Ask and you might receive
Picking the perfect gift might be easier than you think – ask the recipient what they want. Studies on gift giving – such as 2011 research from Stanford Graduate School of Business – find that surprises often do not elicit as much appreciation as the giver expects. A better bet tends to be gifting what the receiver asked for. Or meet in the middle and ask for a list of possible gift options. Economic purists, such as Scroogenomics author Joel Waldfogel, say cash is the most “efficient” gift as the recipient knows how much was spent and can buy exactly what they want. However, efficiency isn’t necessarily a quality prized on birthdays and occasions. People to tend to like to exchange items they can cherish into the future or enjoy a meal, concert or other experience to remember.
All I want for Christmas is you
A birthday comes around just once a year – so perhaps we go out of our way to make it extra special. The same is true for New Year, Valentine’s Day and many religious holidays, meaning that such occasions can actually be treated as a known cost and worked into household budgets. Don’t forget when the pressure is on to buy expensive gifts that spending time counts too: Taking the time to write a personal message, cook dinner, make a card or gather meaningful photographs might be as gratefully received as pricey gift. Why? It requires the investment of time and effort.

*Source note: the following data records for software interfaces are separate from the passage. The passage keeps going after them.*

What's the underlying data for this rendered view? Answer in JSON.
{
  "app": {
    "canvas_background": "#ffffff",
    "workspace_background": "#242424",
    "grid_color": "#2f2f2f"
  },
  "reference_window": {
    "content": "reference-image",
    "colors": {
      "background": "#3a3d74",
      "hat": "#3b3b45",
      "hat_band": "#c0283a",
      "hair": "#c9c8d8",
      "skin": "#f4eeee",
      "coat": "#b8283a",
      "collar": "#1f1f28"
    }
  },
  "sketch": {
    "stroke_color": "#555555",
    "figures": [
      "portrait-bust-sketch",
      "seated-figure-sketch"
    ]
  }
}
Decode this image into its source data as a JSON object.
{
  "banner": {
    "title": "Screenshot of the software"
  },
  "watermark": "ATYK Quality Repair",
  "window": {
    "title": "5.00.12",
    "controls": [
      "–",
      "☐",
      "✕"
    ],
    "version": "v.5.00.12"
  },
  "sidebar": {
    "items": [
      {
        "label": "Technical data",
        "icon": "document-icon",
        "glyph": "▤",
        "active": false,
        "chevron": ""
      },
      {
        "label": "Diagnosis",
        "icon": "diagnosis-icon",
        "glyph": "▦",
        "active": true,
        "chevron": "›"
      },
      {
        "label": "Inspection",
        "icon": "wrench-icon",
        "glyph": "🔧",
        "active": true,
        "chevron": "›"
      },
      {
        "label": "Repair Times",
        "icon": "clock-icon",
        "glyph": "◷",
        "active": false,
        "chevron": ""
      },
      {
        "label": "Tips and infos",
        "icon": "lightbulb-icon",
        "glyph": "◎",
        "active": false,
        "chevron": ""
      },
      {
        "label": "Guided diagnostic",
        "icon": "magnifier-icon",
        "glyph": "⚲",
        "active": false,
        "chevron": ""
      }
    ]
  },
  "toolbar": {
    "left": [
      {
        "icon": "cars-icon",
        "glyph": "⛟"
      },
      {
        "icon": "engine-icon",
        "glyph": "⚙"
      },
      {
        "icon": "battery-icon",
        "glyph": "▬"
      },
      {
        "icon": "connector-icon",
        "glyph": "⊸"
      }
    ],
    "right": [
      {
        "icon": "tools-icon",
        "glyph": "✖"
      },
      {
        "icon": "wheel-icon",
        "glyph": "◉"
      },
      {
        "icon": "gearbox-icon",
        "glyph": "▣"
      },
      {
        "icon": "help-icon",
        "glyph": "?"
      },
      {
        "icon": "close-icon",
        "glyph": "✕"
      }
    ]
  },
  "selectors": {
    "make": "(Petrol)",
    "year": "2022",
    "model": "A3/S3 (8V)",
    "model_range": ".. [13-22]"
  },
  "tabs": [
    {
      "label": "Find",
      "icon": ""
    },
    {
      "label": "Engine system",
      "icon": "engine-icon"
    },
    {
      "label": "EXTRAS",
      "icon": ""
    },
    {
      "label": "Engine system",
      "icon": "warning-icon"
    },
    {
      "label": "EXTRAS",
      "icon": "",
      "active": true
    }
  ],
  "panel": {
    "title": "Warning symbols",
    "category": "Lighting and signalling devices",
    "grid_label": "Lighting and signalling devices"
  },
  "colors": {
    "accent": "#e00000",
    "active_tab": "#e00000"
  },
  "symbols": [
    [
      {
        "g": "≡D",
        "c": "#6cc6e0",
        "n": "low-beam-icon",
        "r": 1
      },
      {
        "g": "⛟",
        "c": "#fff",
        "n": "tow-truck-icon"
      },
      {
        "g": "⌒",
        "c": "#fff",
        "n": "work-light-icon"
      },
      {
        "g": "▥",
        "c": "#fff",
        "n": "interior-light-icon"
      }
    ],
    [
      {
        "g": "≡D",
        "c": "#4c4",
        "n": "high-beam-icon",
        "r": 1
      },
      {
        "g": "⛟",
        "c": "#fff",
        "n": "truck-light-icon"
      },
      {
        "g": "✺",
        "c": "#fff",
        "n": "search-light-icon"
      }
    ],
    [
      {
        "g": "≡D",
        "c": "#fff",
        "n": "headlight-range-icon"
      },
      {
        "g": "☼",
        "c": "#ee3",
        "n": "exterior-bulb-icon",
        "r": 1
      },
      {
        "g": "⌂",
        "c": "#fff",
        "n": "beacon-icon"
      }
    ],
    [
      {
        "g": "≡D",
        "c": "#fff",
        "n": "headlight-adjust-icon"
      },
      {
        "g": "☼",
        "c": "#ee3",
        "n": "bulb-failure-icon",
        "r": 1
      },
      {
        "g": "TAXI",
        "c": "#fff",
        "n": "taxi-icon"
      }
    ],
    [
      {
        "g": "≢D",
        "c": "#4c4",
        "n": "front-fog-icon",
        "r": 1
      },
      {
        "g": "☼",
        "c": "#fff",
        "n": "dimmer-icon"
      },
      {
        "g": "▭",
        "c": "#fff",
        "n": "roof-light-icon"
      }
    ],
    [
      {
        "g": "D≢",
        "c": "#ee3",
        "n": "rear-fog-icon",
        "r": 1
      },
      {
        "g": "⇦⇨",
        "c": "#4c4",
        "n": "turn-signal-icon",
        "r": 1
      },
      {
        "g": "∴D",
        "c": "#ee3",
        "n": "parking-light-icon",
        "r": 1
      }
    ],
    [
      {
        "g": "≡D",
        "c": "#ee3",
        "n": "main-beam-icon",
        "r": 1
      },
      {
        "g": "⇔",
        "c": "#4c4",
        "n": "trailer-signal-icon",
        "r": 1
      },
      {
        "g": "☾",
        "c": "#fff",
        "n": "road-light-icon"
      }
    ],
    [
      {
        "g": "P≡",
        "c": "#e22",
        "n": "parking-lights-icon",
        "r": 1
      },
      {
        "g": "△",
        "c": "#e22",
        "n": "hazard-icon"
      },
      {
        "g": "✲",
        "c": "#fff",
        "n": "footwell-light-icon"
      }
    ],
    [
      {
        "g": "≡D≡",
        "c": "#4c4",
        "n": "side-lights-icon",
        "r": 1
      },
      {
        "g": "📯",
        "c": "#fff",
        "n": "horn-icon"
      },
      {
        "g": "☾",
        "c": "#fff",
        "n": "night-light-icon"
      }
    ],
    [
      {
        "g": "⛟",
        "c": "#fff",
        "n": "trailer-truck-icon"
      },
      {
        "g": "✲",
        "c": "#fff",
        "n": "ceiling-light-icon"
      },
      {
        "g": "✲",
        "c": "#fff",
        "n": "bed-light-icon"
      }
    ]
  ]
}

According to professor Christopher Coyne in a video on The Economics of Valentine’s Day, investing time “signals” (in economics terms) a level of affection for the other person.